"I'd go over, we'd talk and have something to eat," Amy Liberatore said. "Then she'd send me home with soup or something."
The new friends made the Liberatores feel at home, less uncomfortable in a new city.
Now it is the friendly neighbors, not the Liberatores, who feel like strangers in a new place. Suddenly the Abdallahs don't quite fit.
On Sept. 11, America changed. It changed in New York City. It changed on these West Side streets, in the way some people look at Fawwaz and Muna Abdallah, Muslims born in Palestine, and their four children.
The kids have been called "terrorists" by schoolmates and told to "go back to Arabia." A neighbor made what sounded like a threat.
Tragedy brings unity, anger, grief. It also reveals ignorance. Across the country, there is news of mosques being fired upon and Arab-Americans shot dead or beaten.
The Abdallahs are Americans. They've lived here for more than 20 years. He owns a small grocery store, works a 50-hour week, pays taxes. The house is spotless. Their kids introduce themselves to a visitor. Muna Abdallah doesn't let her boys, 13 and 11, play with toy guns.
Like all but a few Muslims, they aren't religious fanatics or political extremists. They think Osama bin Laden is evil, that what happened last week is despicable. Indeed, the word Islam means "peace" or "surrender."
"(The Abdallahs) have shown my family," said Amy Liberatore, "the true face of Islam -- hospitality and understanding."
In return, they have seen an unpleasant face of America.
A neighbor asked Muna if she was happy about what "she" did, saying their house will end up like the World Trade Center.
Some kids at school called 11-year-old Mohammad a "camel jockey" and a "sand n-----."

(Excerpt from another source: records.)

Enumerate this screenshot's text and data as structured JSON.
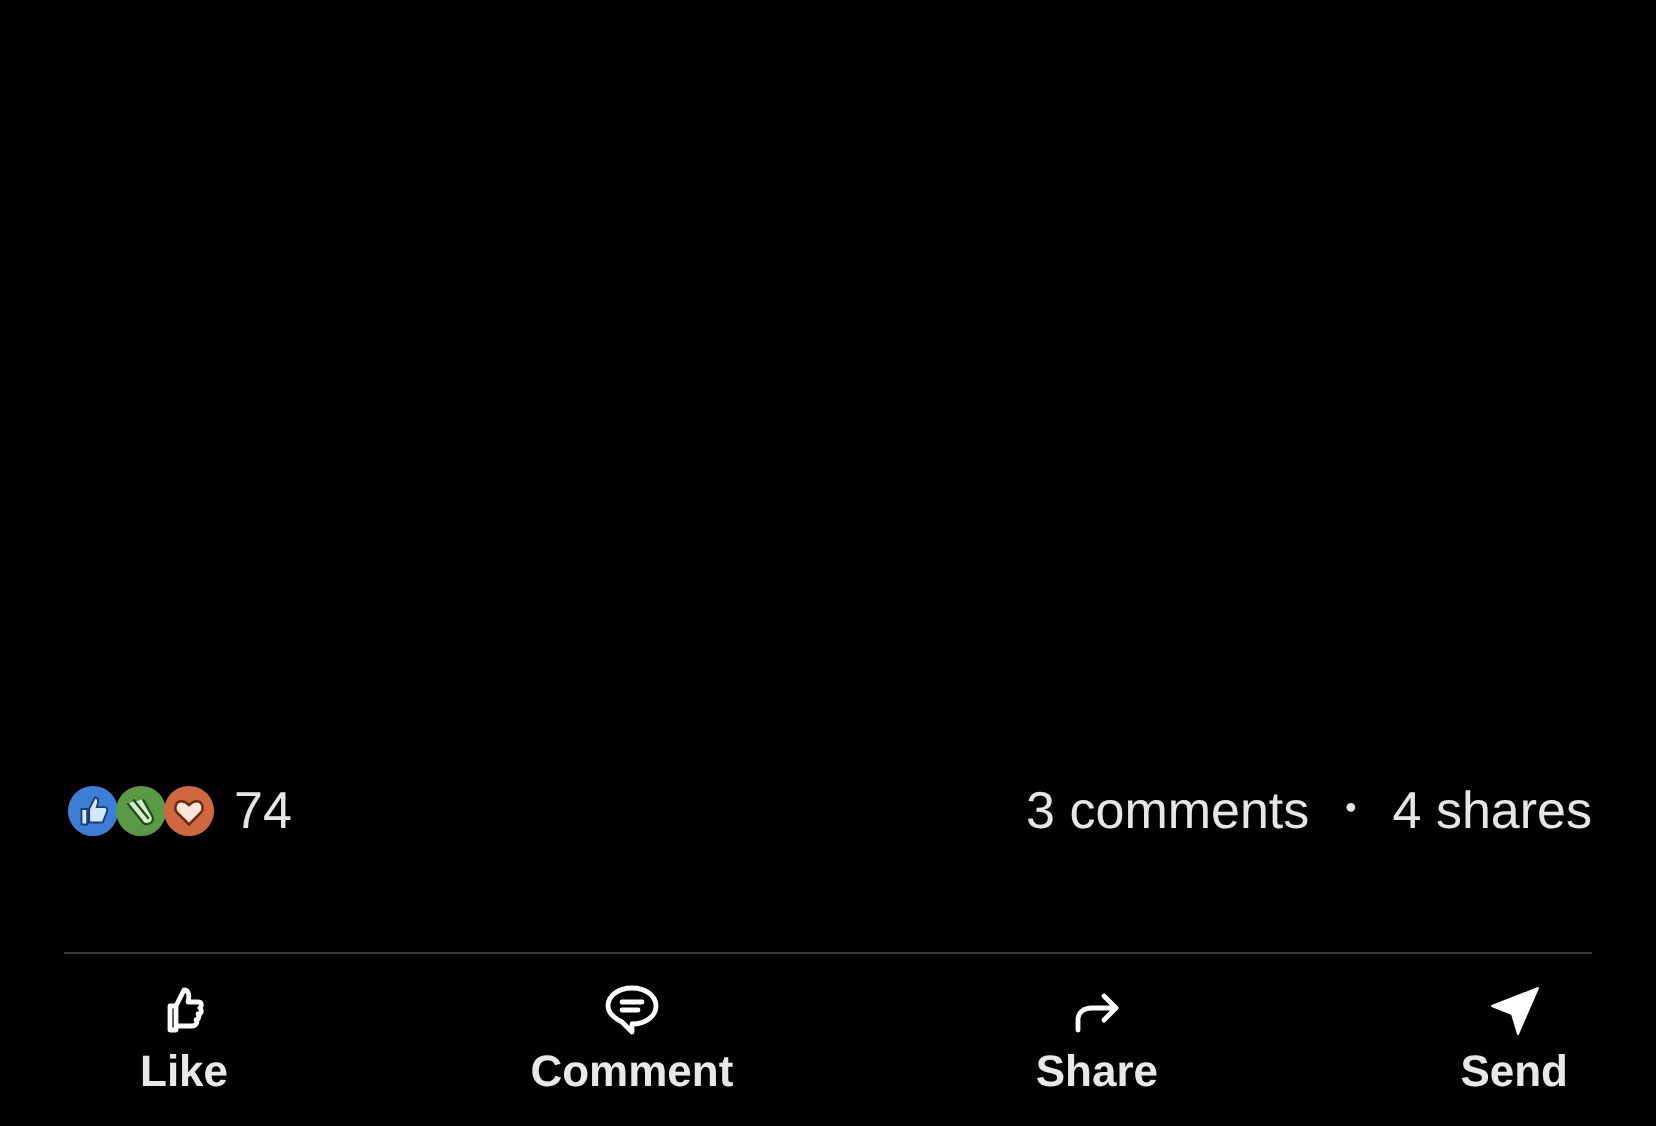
{
  "reactions": {
    "icons": [
      {
        "kind": "like"
      },
      {
        "kind": "celebrate"
      },
      {
        "kind": "love"
      }
    ],
    "count": "74"
  },
  "comments": "3 comments",
  "separator": "•",
  "shares": "4 shares",
  "actions": [
    {
      "kind": "like",
      "label": "Like"
    },
    {
      "kind": "comment",
      "label": "Comment"
    },
    {
      "kind": "share",
      "label": "Share"
    },
    {
      "kind": "send",
      "label": "Send"
    }
  ]
}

"It made me feel sad," he said. "Broken up inside my heart."
People look at them differently.
"Now," said Muna, "I feel the tension."
It isn't everyone. Most neighbors have been kind. The principal at their kids' school, School 45 -- where Muna is a teacher's aide -- reminded students that all but Native Americans came here from somewhere else.
But reason is the first casualty of fear, and ignorance knows no boundaries. Japanese-Americans were put in camps during World War II. Arab-Americans took heat during the Persian Gulf War. Now there is the chance, given how the Sept. 11 terrorists lived among us, that every Muslim will be seen as a potential airplane hijacker.
"We came to the land of freedom," said Fawwaz Abdallah. "We thought we had nothing to fear."
What happens in the coming months defines us as a country, a people. How well we balance fear with logic, whether we stop caution from morphing into paranoia, will be a test of our strength and greatness.
Will we shun those who wear a headdress or worship at a mosque, or will we reach out? That's the battle we'll fight, maybe as important a battle as the one against bin Laden and his cohorts.
Because of the venom of a few, the Abdallahs feel like strangers in a familiar land. Fawwaz Abdallah suggested his wife not wear her veil and scarf in public. She won't violate the tenets of Islam to defuse the ignorant. So instead of going to the mall, they stay home.
"It is not," he said, "a good time for going to the mall."
We all feel the pain and grief of Sept. 11. The heaviness we carry inside conveys a message, makes a point, better than words ever could: There have been enough innocent victims.